The Intracoastal Waterway is like a highway for boats, with cruisers passing through from the north on their way to the Bahamas and the Caribbean. Just outside of the channel, which is federally run, are safe, protected spots where boats can drop anchor for a night — or many nights.
For years, boaters going through Florida were frustrated by a patchwork of laws, as each city up and down along the ICW instituted its own rules about where boats could drop anchor for the night. In 2009, the law changed so that only the state could regulate these areas. Homeowners along the riverbanks grew frustrated at the inability to control what was happening out their back door. They claim boaters can be rude and crude.
This year, bills are moving through the state legislature that will outlaw overnight anchoring in a specific area of the Middle River — south of Sunrise Boulevard near the Galleria Mall — and in Sunset Lake and certain spots along the Venetian Causeway in Miami Beach.
Cruisers, however, balk at the negative descriptions and say that rich people have no right to control the water and infringe upon rights that boaters have enjoyed for millenia. Though the current bill outlaws anchoring in just small, specific sections of the waterway, boaters fear it will open the door to more restrictions around the state.
State Rep. George Moraitis, Jr. of Fort Lauderdale, who introduced the House version of the bill, says that boats stop in the Middle River, sometimes for months, treating it "more like a campground."
This "anchoring makes it difficult for kids to waterski," he says. He described accidents where kids maneuvered to avoid anchored boats and then slammed into walls.
He also said that he's fielded "a lot of complaints" and "voluminous emails" from residents complaining about the anchored boats. He also felt there were "sewage issues and sanitation issues" with boats that stayed at anchor long-term. He suggested boaters could dock instead at he city's marina, on mooring balls, or in a safe section of the river called Lake Sylvia three miles south. "It's about having a balance."
A homeowner who gave his name only as Kevin said, "Look I understand that people want to have the right to anchor, but there are two places in Fort Lauderdale that you can waterski, and the Middle River is one of them. When a lot of boats are anchored there in one of the few ares that you can do watersports, that area becomes very congested and very dangerous. These boats aren't just coming for a day or two and leaving. They stay for weeks or months at a time."
He described seeing boaters naked on their boats and urinating into the water. "I question whether or not they can really be emptying their sewage appropriately. Would you let someone park a mobile home in the street for months at time?" He went on: "I have had to call police on numerous occasions. I have no idea if these are people with records — if these are people with sexual crimes and records that are living behind your house."
Seantor Maria Sachs said boaters will still be able to anchor in the daytime. But boaters "can't do it to the point that it affects the private property rights of those who live in those specific areas. She noted that the "there are certain exemptions, like if the boat has mechanical problems or there's a regatta or parade."

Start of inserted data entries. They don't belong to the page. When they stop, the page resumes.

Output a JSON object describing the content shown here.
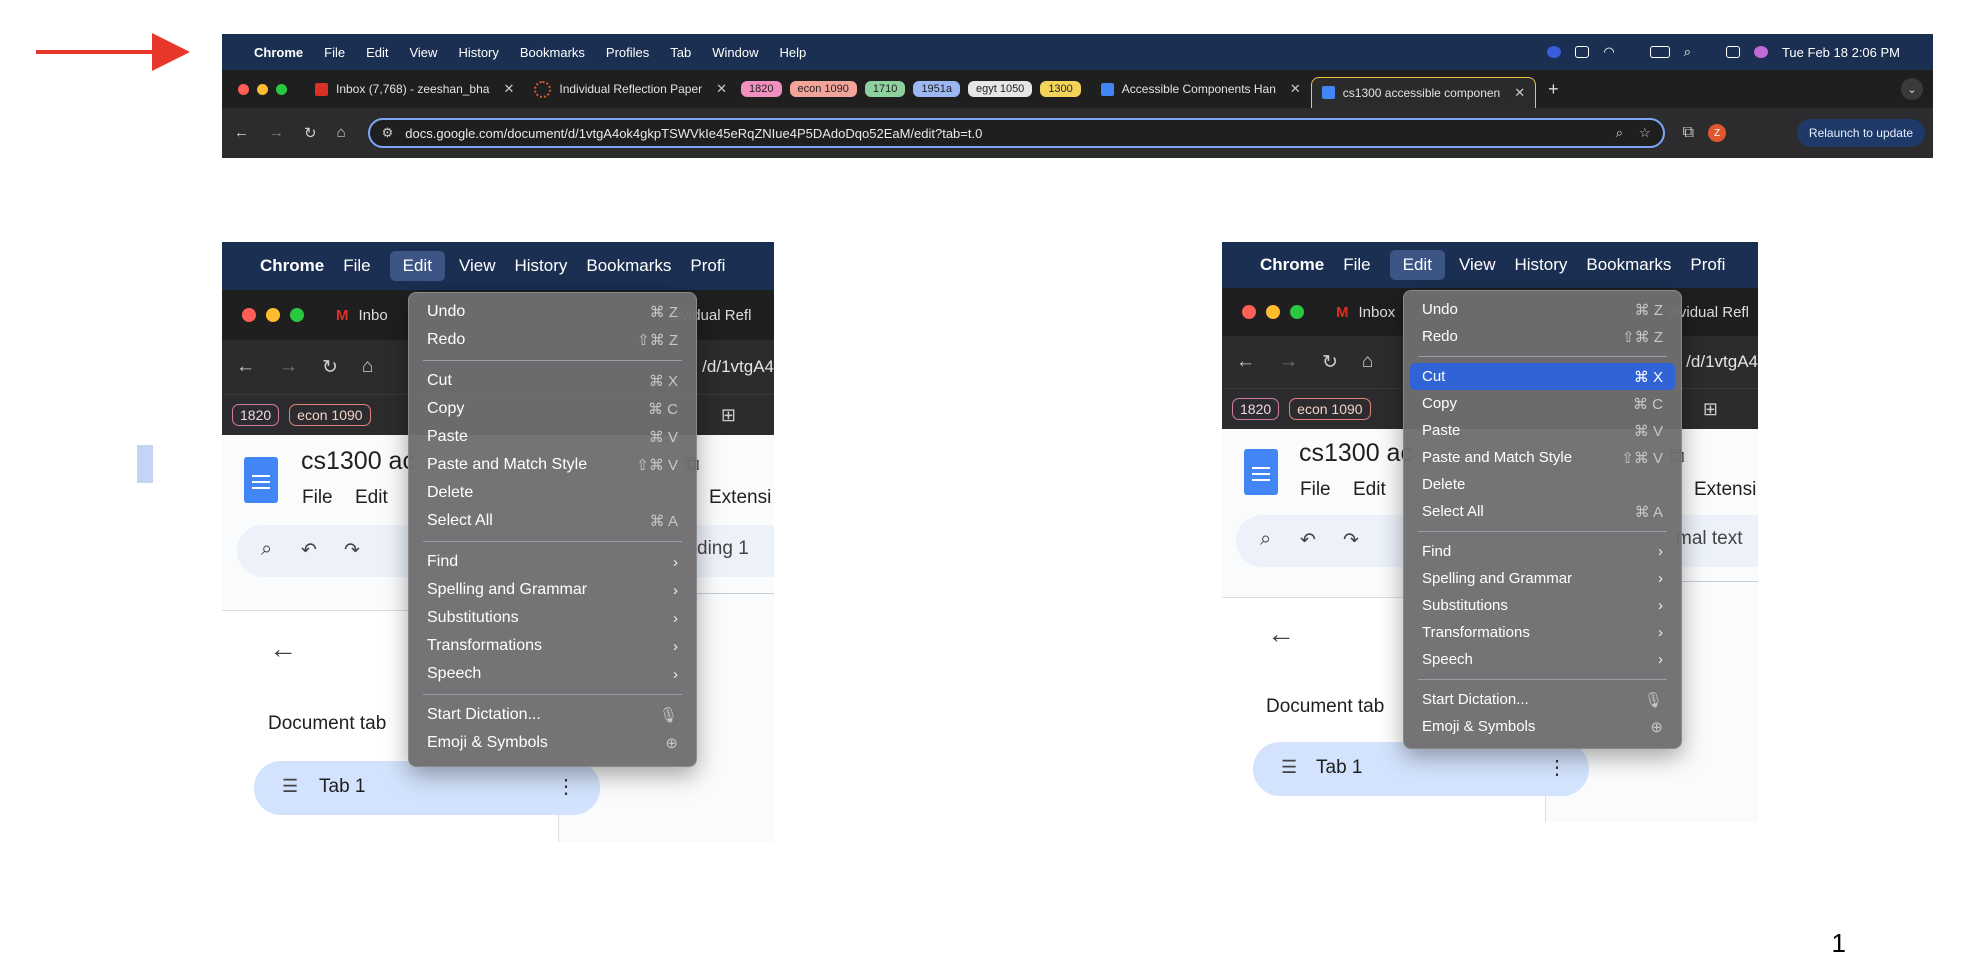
{
  "top": {
    "menubar": [
      "Chrome",
      "File",
      "Edit",
      "View",
      "History",
      "Bookmarks",
      "Profiles",
      "Tab",
      "Window",
      "Help"
    ],
    "datetime": "Tue Feb 18  2:06 PM",
    "tabs": {
      "inbox": "Inbox (7,768) - zeeshan_bha",
      "reflection": "Individual Reflection Paper",
      "chips": [
        {
          "label": "1820",
          "color": "#f08fc0"
        },
        {
          "label": "econ 1090",
          "color": "#f2a39a"
        },
        {
          "label": "1710",
          "color": "#8fd19e"
        },
        {
          "label": "1951a",
          "color": "#9bb8f5"
        },
        {
          "label": "egyt 1050",
          "color": "#e6e6e6"
        },
        {
          "label": "1300",
          "color": "#f3d35a"
        }
      ],
      "accessible": "Accessible Components Han",
      "active": "cs1300 accessible componen"
    },
    "url": "docs.google.com/document/d/1vtgA4ok4gkpTSWVkIe45eRqZNIue4P5DAdoDqo52EaM/edit?tab=t.0",
    "relaunch": "Relaunch to update",
    "avatar": "Z"
  },
  "left": {
    "menubar": [
      "Chrome",
      "File",
      "Edit",
      "View",
      "History",
      "Bookmarks",
      "Profi"
    ],
    "tab_inbox": "Inbo",
    "tab_reflection": "dividual Refl",
    "url_fragment": "/d/1vtgA4",
    "chips": [
      "1820",
      "econ 1090"
    ],
    "doc_title": "cs1300 ac",
    "doc_menu": [
      "File",
      "Edit"
    ],
    "doc_menu_right": "Extensi",
    "style_fragment": "ding 1",
    "tabs_heading": "Document tab",
    "tab1": "Tab 1",
    "menu": {
      "items": [
        {
          "label": "Undo",
          "shortcut": "⌘ Z"
        },
        {
          "label": "Redo",
          "shortcut": "⇧⌘ Z"
        },
        {
          "sep": true
        },
        {
          "label": "Cut",
          "shortcut": "⌘ X"
        },
        {
          "label": "Copy",
          "shortcut": "⌘ C"
        },
        {
          "label": "Paste",
          "shortcut": "⌘ V"
        },
        {
          "label": "Paste and Match Style",
          "shortcut": "⇧⌘ V"
        },
        {
          "label": "Delete",
          "shortcut": ""
        },
        {
          "label": "Select All",
          "shortcut": "⌘ A"
        },
        {
          "sep": true
        },
        {
          "label": "Find",
          "submenu": true
        },
        {
          "label": "Spelling and Grammar",
          "submenu": true
        },
        {
          "label": "Substitutions",
          "submenu": true
        },
        {
          "label": "Transformations",
          "submenu": true
        },
        {
          "label": "Speech",
          "submenu": true
        },
        {
          "sep": true
        },
        {
          "label": "Start Dictation...",
          "shortcut": "🎙"
        },
        {
          "label": "Emoji & Symbols",
          "shortcut": "⊕"
        }
      ]
    }
  },
  "right": {
    "menubar": [
      "Chrome",
      "File",
      "Edit",
      "View",
      "History",
      "Bookmarks",
      "Profi"
    ],
    "tab_inbox": "Inbox",
    "tab_reflection": "dividual Refl",
    "url_fragment": "/d/1vtgA4",
    "chips": [
      "1820",
      "econ 1090"
    ],
    "doc_title": "cs1300 ac",
    "doc_menu": [
      "File",
      "Edit"
    ],
    "doc_menu_right": "Extensi",
    "style_fragment": "mal text",
    "tabs_heading": "Document tab",
    "tab1": "Tab 1",
    "highlighted": "Cut"
  },
  "page_number": "1"
}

The legislature's analysis of the bill cites homeowners' "riparian rights" — "rights that are those incident to land bordering upon navigable waters. Under Florida law, riparian rights specifically include the right to an unobstructed view and the right of ingress to and egress from the water."
Wally Moran, a sailor and author, is rallying boaters to fight via his blog, Live Bloggin the ICW. He is outraged that the homeowners are mischaracterizing the people who cruise through. "These guys have stood in public, and spoken to police and they have lied about things that cruisers supposedly do." Generally speaking, he says, cruisers are middle or upper class folks who have spent many thousands of dollars on their boats and are enjoying their retirement. Fort Lauderdale and Miami are pit stops where the spend money, refuel, have boats repaired, and provision.

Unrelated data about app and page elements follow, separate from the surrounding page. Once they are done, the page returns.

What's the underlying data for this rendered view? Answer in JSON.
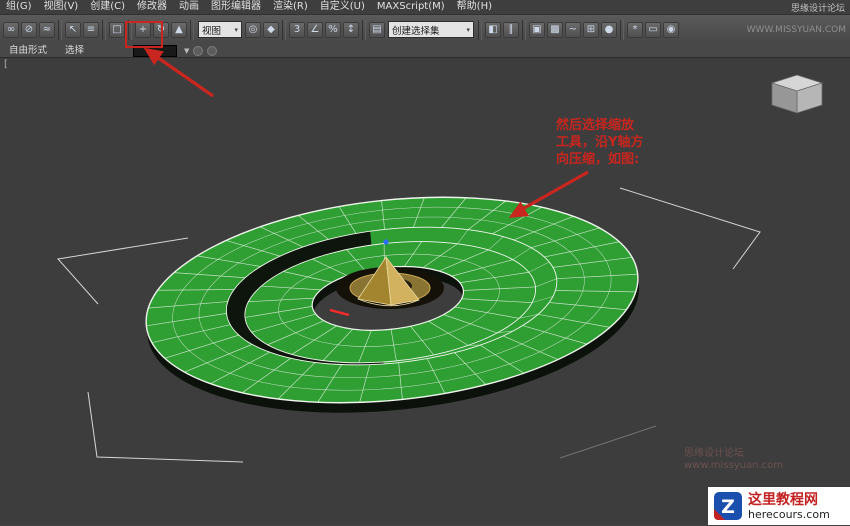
{
  "menu": {
    "items": [
      "组(G)",
      "视图(V)",
      "创建(C)",
      "修改器",
      "动画",
      "图形编辑器",
      "渲染(R)",
      "自定义(U)",
      "MAXScript(M)",
      "帮助(H)"
    ],
    "watermark_line1": "思缘设计论坛",
    "watermark_line2": "WWW.MISSYUAN.COM"
  },
  "toolbar": {
    "coord_dropdown": "视图",
    "selection_set_dropdown": "创建选择集",
    "dd_caret": "▾",
    "layout": [
      {
        "t": "i",
        "n": "select-and-link-icon",
        "g": "∞"
      },
      {
        "t": "i",
        "n": "unlink-selection-icon",
        "g": "⊘"
      },
      {
        "t": "i",
        "n": "bind-to-spacewarp-icon",
        "g": "≈"
      },
      {
        "t": "s"
      },
      {
        "t": "i",
        "n": "select-object-icon",
        "g": "↖"
      },
      {
        "t": "i",
        "n": "select-by-name-icon",
        "g": "≡"
      },
      {
        "t": "s"
      },
      {
        "t": "i",
        "n": "selection-region-icon",
        "g": "□"
      },
      {
        "t": "s"
      },
      {
        "t": "i",
        "n": "select-move-icon",
        "g": "+"
      },
      {
        "t": "i",
        "n": "select-rotate-icon",
        "g": "↻"
      },
      {
        "t": "i",
        "n": "select-scale-icon",
        "g": "▲"
      },
      {
        "t": "s"
      },
      {
        "t": "d",
        "n": "reference-coordinate-dropdown",
        "key": "coord_dropdown",
        "w": 44
      },
      {
        "t": "i",
        "n": "use-pivot-center-icon",
        "g": "◎"
      },
      {
        "t": "i",
        "n": "select-manipulate-icon",
        "g": "◆"
      },
      {
        "t": "s"
      },
      {
        "t": "i",
        "n": "snap-toggle-icon",
        "g": "3"
      },
      {
        "t": "i",
        "n": "angle-snap-icon",
        "g": "∠"
      },
      {
        "t": "i",
        "n": "percent-snap-icon",
        "g": "%"
      },
      {
        "t": "i",
        "n": "spinner-snap-icon",
        "g": "↕"
      },
      {
        "t": "s"
      },
      {
        "t": "i",
        "n": "edit-named-selection-icon",
        "g": "▤"
      },
      {
        "t": "d",
        "n": "named-selection-dropdown",
        "key": "selection_set_dropdown",
        "w": 86
      },
      {
        "t": "s"
      },
      {
        "t": "i",
        "n": "mirror-icon",
        "g": "◧"
      },
      {
        "t": "i",
        "n": "align-icon",
        "g": "∥"
      },
      {
        "t": "s"
      },
      {
        "t": "i",
        "n": "layer-manager-icon",
        "g": "▣"
      },
      {
        "t": "i",
        "n": "graphite-ribbon-icon",
        "g": "▩"
      },
      {
        "t": "i",
        "n": "curve-editor-icon",
        "g": "~"
      },
      {
        "t": "i",
        "n": "schematic-view-icon",
        "g": "⊞"
      },
      {
        "t": "i",
        "n": "material-editor-icon",
        "g": "●"
      },
      {
        "t": "s"
      },
      {
        "t": "i",
        "n": "render-setup-icon",
        "g": "*"
      },
      {
        "t": "i",
        "n": "render-frame-icon",
        "g": "▭"
      },
      {
        "t": "i",
        "n": "render-production-icon",
        "g": "◉"
      }
    ]
  },
  "ribbon": {
    "tabs": [
      "自由形式",
      "选择"
    ],
    "caret": "▼"
  },
  "viewport": {
    "corner_label": "[",
    "annotation_lines": [
      "然后选择缩放",
      "工具，沿Y轴方",
      "向压缩，如图:"
    ],
    "watermark_faint_1": "思缘设计论坛",
    "watermark_faint_2": "www.missyuan.com"
  },
  "badge": {
    "title": "这里教程网",
    "domain": "herecours.com",
    "logo_letter": "Z"
  },
  "colors": {
    "annotation_red": "#c8261f",
    "spiral_green": "#2f9e33",
    "wireframe": "#ddeedd",
    "cone_light": "#d2b25e",
    "cone_dark": "#a3852f",
    "badge_blue": "#1b4fae",
    "badge_red": "#c32222"
  }
}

"In a winter, I'll spend eight to ten thousand dollars on groceries, drinks, museums, parts for the boat , diesel fuel," said. Driving boats away will hurt small businesses who depend on cruisiers for income. "My understanding is from 8 to 10,000 boats come thru Florida in the course of a season."
Boaters' waste is pumped out properly at marinas, he says. If indeed homeowners see derelict boats or illegal dumping, "there are laws to deal with that," he says. And as for suggestions that boaters just go to marinas, frequently, he says, in many cases, "All the marinas are full. There are hundreds of people on boats and they've got no place to go." One day this week, he said, there were 55 boats anchored out at just one spot in the Keys as boats waited for a weather window to cross to the Bahamas.

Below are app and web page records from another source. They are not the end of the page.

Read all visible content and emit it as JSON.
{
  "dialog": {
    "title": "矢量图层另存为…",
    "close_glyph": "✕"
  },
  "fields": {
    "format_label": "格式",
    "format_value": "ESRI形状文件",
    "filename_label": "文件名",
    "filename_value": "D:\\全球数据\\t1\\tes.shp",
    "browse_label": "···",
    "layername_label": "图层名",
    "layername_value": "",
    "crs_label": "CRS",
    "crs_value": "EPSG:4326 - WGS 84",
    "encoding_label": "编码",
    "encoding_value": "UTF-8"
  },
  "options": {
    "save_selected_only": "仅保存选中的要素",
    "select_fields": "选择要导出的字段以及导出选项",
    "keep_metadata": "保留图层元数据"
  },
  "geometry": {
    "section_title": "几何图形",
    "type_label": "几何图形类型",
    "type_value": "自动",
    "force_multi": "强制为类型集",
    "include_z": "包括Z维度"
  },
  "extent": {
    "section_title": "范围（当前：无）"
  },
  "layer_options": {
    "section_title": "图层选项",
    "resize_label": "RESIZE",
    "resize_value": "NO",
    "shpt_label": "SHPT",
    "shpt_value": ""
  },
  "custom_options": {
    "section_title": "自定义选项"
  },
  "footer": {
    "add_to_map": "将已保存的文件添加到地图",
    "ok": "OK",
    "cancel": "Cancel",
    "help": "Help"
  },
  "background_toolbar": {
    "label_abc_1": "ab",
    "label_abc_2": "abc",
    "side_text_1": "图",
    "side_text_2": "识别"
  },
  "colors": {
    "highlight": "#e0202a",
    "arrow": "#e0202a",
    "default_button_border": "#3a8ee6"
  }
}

Cramming people into fewer and fewer safe anchoring spots, he says, could "actually endanger people. Docks are full. There's no place you can even get dockage. You cant get a mooring ball either."
But the legislation — called "Anchoring Limitation Areas" — known in the House as HB1051 and in the Senate as SB1260 — has moved through committees and is scheduled to be voted on today in the House, and in the Senate tomorrow.
Boating organization Boat U.S. said in a statement:
“For a number of years, BoatU.S., our 115,000 members in the Sunshine State, and other user groups have worked to stop local governments from enacting a patchwork of laws and ordinances that restrict the anchoring of non-liveaboard vessels outside permitted mooring fields,” said BoatUS President Margaret Bonds Podlich. “We want to ensure that active, responsible, cruising boaters continue to have an array of options, including anchoring out, using moorings, and tying up at docks. We don’t want to go back in time to having different and confusing local laws that make responsible cruisers unwelcome.”
Moran said that if the law passes, boaters will likely band together to sue.
Keep New Times Broward-Palm Beach Free... Since we started New Times Broward-Palm Beach, it has been defined as the free, independent voice of South Florida, and we would like to keep it that way. Offering our readers free access to incisive coverage of local news, food and culture. Producing stories on everything from political scandals to the hottest new bands, with gutsy reporting, stylish writing, and staffers who've won everything from the Society of Professional Journalists' Sigma Delta Chi feature-writing award to the Casey Medal for Meritorious Journalism. But with local journalism's existence under siege and advertising revenue setbacks having a larger impact, it is important now more than ever for us to rally support behind funding our local journalism. You can help by participating in our "I Support" membership program, allowing us to keep covering South Florida with no paywalls.